Updated 27 min 12 sec ago

UK vaccine frontrunner could be available in first half of 2021

  • Human trials of the vaccine will expand to hundreds more people in the “coming weeks.”

LONDON: A leading British scientist has said a Covid-19 vaccine could be rolled out across the country as early as the first half of next year.

Professor Robin Shattock leads the team working on Imperial College London’s vaccine, one of the UK’s two most promising research programs. He told Sky News: “We anticipate if everything goes really well, that we'll get an answer as to whether it works by early next year.

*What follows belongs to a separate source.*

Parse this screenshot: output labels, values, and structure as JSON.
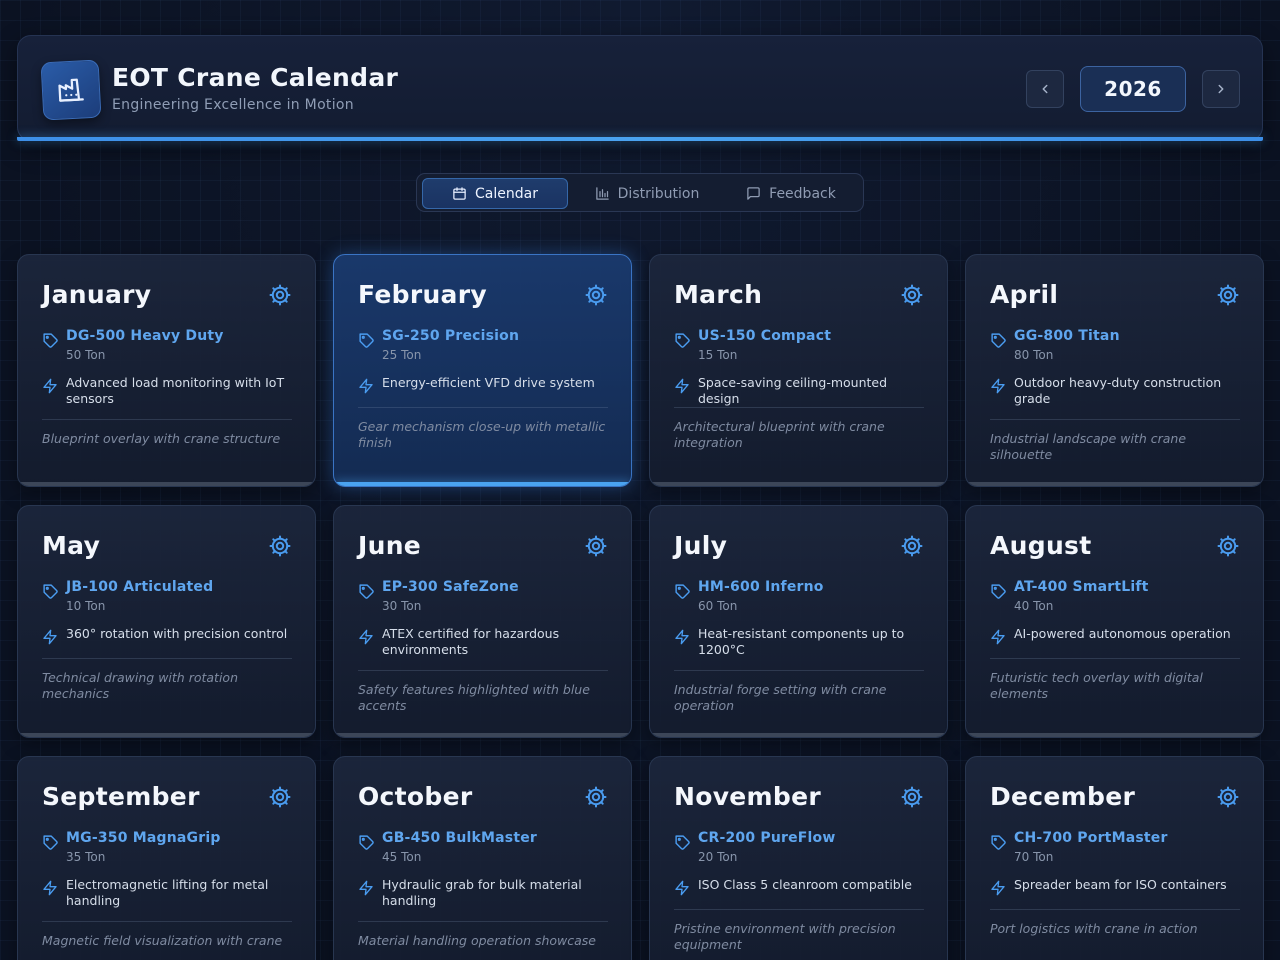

“Assuming that the funding is there to purchase that vaccine, we could have that vaccine rolled out across the UK in the first half of next year.”

Shattock also warned that there was “no certainty” that any of the vaccines currently being developed would work, but said the risk of that is “very, very low.”

Imperial College London is now conducting human trials of their vaccine, with 15 volunteers having received it so far. Shattock said this will be ramped up in the “coming weeks” to include another 200 to 300 patients.

“I think we're very lucky in the UK that we have two very strong candidates, the one from Imperial, the one from Oxford, and so we’re pretty well placed, but there's still not a certainty that either of those two will work,” he said.

Oxford University is also developing a vaccination for Covid-19, in partnership with British-Swedish pharmaceutical giant AstraZeneca.

While Shattock said he hopes Imperial College London’s vaccine will be available for the whole of the UK in the first half of next year, it is unclear how long it would take for it to be available outside of the country.

The UK, European Union and the US have all invested huge sums into vaccine development, and struck deals with pharmaceutical companies worth hundreds of millions of dollars each to ensure first-in-line access to successful vaccinations.

However, international organizations such as the UN, International Red Crescent and Red Cross, and Doctors Without Borders have raised concerns that the world’s poorest countries will be unable to access vaccinations and effective Covid-19 treatments due to rich countries outspending them.